The lines below that include "font" are to be found and copied.

The input:
++++++

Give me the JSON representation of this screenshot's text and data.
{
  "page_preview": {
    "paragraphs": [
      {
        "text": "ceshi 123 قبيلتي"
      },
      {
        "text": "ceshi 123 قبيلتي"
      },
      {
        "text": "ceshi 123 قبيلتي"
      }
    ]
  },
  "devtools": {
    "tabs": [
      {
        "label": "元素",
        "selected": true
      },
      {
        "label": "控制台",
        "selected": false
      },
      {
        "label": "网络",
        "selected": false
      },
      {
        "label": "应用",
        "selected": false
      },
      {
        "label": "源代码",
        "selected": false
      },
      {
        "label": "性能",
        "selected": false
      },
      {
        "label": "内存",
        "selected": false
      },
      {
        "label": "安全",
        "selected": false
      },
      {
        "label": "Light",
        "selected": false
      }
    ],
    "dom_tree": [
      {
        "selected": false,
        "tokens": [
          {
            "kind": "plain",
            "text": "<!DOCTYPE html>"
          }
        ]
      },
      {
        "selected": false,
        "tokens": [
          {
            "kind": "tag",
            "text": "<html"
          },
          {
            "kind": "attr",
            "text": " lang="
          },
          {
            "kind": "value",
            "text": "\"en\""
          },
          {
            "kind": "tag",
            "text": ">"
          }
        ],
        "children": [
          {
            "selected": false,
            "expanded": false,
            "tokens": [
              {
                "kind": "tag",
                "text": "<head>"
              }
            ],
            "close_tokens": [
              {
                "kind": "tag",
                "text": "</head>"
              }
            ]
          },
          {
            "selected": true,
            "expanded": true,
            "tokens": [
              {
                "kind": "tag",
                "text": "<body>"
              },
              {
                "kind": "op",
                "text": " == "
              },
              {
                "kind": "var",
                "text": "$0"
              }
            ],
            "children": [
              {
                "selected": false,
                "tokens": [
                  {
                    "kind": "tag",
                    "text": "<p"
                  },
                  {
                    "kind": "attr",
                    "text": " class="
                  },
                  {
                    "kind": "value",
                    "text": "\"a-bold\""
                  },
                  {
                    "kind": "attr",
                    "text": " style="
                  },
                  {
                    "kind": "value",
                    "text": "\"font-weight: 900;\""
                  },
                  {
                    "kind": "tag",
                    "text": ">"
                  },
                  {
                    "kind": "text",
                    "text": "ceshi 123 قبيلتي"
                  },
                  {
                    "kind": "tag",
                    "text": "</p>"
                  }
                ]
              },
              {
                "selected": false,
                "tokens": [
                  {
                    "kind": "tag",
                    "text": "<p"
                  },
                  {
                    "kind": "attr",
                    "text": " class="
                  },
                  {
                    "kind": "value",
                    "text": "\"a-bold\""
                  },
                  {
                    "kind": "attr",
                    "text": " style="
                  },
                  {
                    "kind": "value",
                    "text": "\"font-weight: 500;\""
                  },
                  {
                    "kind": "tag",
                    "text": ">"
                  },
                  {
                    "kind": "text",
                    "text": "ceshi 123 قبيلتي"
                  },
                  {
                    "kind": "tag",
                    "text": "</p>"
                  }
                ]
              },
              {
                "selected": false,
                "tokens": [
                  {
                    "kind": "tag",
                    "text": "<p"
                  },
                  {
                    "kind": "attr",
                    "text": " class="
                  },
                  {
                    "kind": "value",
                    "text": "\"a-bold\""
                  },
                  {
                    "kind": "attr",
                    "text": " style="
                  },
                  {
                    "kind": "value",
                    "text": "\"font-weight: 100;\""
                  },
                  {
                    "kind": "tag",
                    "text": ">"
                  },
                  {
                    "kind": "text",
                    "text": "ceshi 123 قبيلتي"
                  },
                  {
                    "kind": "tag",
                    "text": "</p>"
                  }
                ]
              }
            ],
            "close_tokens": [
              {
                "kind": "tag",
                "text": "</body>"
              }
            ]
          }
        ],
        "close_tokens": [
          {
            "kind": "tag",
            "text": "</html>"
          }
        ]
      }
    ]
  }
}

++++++

Response area:
                    "text": "\"font-weight: 900;\""
                    "text": "\"font-weight: 500;\""
                    "text": "\"font-weight: 100;\""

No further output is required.